Beijing issued four air pollution alerts last month, including one orange alert, which indicates the second-highest level of air pollution on a four-tier warning system.

The new campus, designed by French architect Jacques Ferrier, aims to provide a healthy environment for pupils and teachers with a ventilation system that pumps filtered and purified air into every classroom and the rest of the building.

Ferrier, who also designed the French pavilion at the Shanghai Expo in 2010, said the classrooms in the new campus would have a higher air pressure than the corridors so polluted air did not get in even if the doors were open.

"[But] the problem of air pollution in Beijing can't be treated by architecture alone," Ferrier said. "It has to be addressed at an urban scale, with cleaner factories, a huge incentive for electric vehicles and better public transport systems."


The new campus' overall budget is €23.9 million (HK$231 million) and a large part of that money will be used to rent four hectares of land for 40 years.

The construction cost alone is €16.5 million.

The new school will accommodate 1,500 students, 30 per cent more than the existing school building's capacity, officials said.

The expansion comes despite "a tendency that students are withdrawing from international schools due to the air pollution in Beijing", according to Guillaume Mouette, the French school's head. "It was a phenomenon addressed at the annual international school meeting in Beijing earlier this year," Mouette said.


The French school has had as many as 1,050 pupils, but this year about 950 students are enrolled. Mouette expects the French school's new campus to attract more students.

The school is built around three courtyards separating the kindergarten and primary and high schools.


Ferrier said the site was formerly used to grow fruit and vegetables. "It was one of the reasons why we decided to set the new buildings in a densely planted environment with cherry trees," he said.

Anouk Hei, whose eight-year-old son attends the school, said she was looking forward to him moving to the new campus.

"My son loves sport and last year he played basketball, but most of the time the outdoor environment was not safe for him to play. This year he switched to taekwondo," she said.


"The new campus will be a good environment for children like my son.

"But it's most important that the air pollution can be dealt with."

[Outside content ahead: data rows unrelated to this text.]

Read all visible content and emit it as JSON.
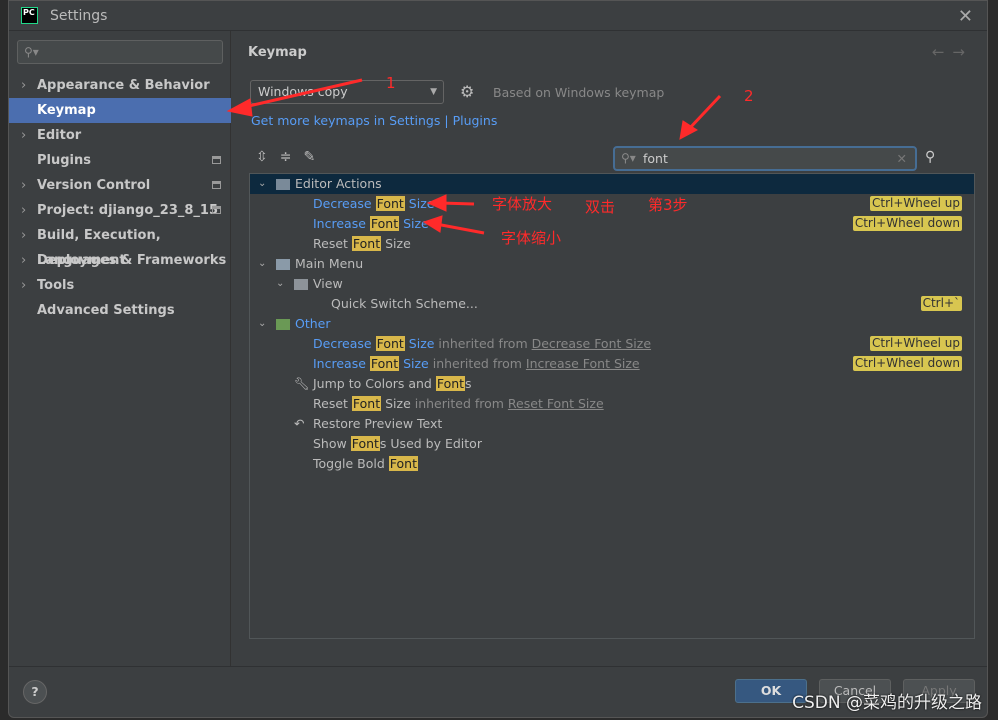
{
  "window": {
    "title": "Settings",
    "logo": "PC"
  },
  "sidebar": {
    "search_placeholder": "",
    "items": [
      {
        "label": "Appearance & Behavior",
        "expandable": true
      },
      {
        "label": "Keymap",
        "selected": true
      },
      {
        "label": "Editor",
        "expandable": true
      },
      {
        "label": "Plugins",
        "badge": true
      },
      {
        "label": "Version Control",
        "expandable": true,
        "badge": true
      },
      {
        "label": "Project: djiango_23_8_15",
        "expandable": true,
        "badge": true
      },
      {
        "label": "Build, Execution, Deployment",
        "expandable": true
      },
      {
        "label": "Languages & Frameworks",
        "expandable": true
      },
      {
        "label": "Tools",
        "expandable": true
      },
      {
        "label": "Advanced Settings"
      }
    ]
  },
  "main": {
    "title": "Keymap",
    "keymap": "Windows copy",
    "based_on": "Based on Windows keymap",
    "link_settings": "Get more keymaps in Settings",
    "link_sep": " | ",
    "link_plugins": "Plugins",
    "search": "font",
    "tree": {
      "editor_actions": "Editor Actions",
      "main_menu": "Main Menu",
      "view": "View",
      "other": "Other",
      "inherited": " inherited from ",
      "decrease": "Decrease",
      "increase": "Increase",
      "reset": "Reset",
      "font": "Font",
      "size": " Size",
      "sc_up": "Ctrl+Wheel up",
      "sc_down": "Ctrl+Wheel down",
      "sc_quick": "Ctrl+`",
      "quick_switch": "Quick Switch Scheme...",
      "decrease_full": "Decrease Font Size",
      "increase_full": "Increase Font Size",
      "reset_full": "Reset Font Size",
      "jump_pre": "Jump to Colors and ",
      "fonts_s": "s",
      "restore": "Restore Preview Text",
      "show_pre": "Show ",
      "show_post": "s Used by Editor",
      "toggle_pre": "Toggle Bold "
    }
  },
  "footer": {
    "help": "?",
    "ok": "OK",
    "cancel": "Cancel",
    "apply": "Apply"
  },
  "annotations": {
    "n1": "1",
    "n2": "2",
    "enlarge": "字体放大",
    "double_click": "双击",
    "step3": "第3步",
    "shrink": "字体缩小",
    "color": "#ff2a2a"
  },
  "watermark": "CSDN @菜鸡的升级之路"
}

Ferrier, whose team is finishing an office building project in central Shanghai, said: "I do believe that in a few years time Beijing is going to be far better."



This article appeared in the South China Morning Post print edition as: How one school will beat the smog